_What is expected_:
Repeat the records below word for word.
——————
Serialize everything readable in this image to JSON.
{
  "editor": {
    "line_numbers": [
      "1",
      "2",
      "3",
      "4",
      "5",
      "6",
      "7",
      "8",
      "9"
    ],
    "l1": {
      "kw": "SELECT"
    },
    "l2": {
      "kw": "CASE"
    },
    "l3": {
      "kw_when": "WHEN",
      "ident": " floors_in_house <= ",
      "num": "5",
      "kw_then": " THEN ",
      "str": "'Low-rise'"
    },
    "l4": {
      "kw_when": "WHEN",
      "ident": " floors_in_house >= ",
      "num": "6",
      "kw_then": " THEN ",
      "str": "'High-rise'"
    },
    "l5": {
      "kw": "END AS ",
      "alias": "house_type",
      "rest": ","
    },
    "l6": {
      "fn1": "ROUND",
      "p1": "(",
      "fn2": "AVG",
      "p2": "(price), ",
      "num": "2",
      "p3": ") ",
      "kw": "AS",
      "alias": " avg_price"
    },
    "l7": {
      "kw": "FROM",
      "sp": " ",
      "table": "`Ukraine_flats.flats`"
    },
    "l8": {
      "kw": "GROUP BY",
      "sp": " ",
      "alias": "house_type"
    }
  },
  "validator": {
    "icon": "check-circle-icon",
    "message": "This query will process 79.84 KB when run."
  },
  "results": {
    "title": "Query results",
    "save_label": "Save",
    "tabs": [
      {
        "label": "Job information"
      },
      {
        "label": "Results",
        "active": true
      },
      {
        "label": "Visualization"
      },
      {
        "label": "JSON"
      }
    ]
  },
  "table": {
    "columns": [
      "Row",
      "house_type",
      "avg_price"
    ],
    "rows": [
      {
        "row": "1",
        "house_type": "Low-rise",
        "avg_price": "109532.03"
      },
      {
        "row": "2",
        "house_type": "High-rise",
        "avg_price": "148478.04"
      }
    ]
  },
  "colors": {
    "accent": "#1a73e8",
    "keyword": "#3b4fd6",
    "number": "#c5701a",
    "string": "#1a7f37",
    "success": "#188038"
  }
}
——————
_Solution to the problem_:
Serialize everything readable in this image to JSON.
{
  "editor": {
    "line_numbers": [
      "1",
      "2",
      "3",
      "4",
      "5",
      "6",
      "7",
      "8",
      "9"
    ],
    "l1": {
      "kw": "SELECT"
    },
    "l2": {
      "kw": "CASE"
    },
    "l3": {
      "kw_when": "WHEN",
      "ident": " floors_in_house <= ",
      "num": "5",
      "kw_then": " THEN ",
      "str": "'Low-rise'"
    },
    "l4": {
      "kw_when": "WHEN",
      "ident": " floors_in_house >= ",
      "num": "6",
      "kw_then": " THEN ",
      "str": "'High-rise'"
    },
    "l5": {
      "kw": "END AS ",
      "alias": "house_type",
      "rest": ","
    },
    "l6": {
      "fn1": "ROUND",
      "p1": "(",
      "fn2": "AVG",
      "p2": "(price), ",
      "num": "2",
      "p3": ") ",
      "kw": "AS",
      "alias": " avg_price"
    },
    "l7": {
      "kw": "FROM",
      "sp": " ",
      "table": "`Ukraine_flats.flats`"
    },
    "l8": {
      "kw": "GROUP BY",
      "sp": " ",
      "alias": "house_type"
    }
  },
  "validator": {
    "icon": "check-circle-icon",
    "message": "This query will process 79.84 KB when run."
  },
  "results": {
    "title": "Query results",
    "save_label": "Save",
    "tabs": [
      {
        "label": "Job information"
      },
      {
        "label": "Results",
        "active": true
      },
      {
        "label": "Visualization"
      },
      {
        "label": "JSON"
      }
    ]
  },
  "table": {
    "columns": [
      "Row",
      "house_type",
      "avg_price"
    ],
    "rows": [
      {
        "row": "1",
        "house_type": "Low-rise",
        "avg_price": "109532.03"
      },
      {
        "row": "2",
        "house_type": "High-rise",
        "avg_price": "148478.04"
      }
    ]
  },
  "colors": {
    "accent": "#1a73e8",
    "keyword": "#3b4fd6",
    "number": "#c5701a",
    "string": "#1a7f37",
    "success": "#188038"
  }
}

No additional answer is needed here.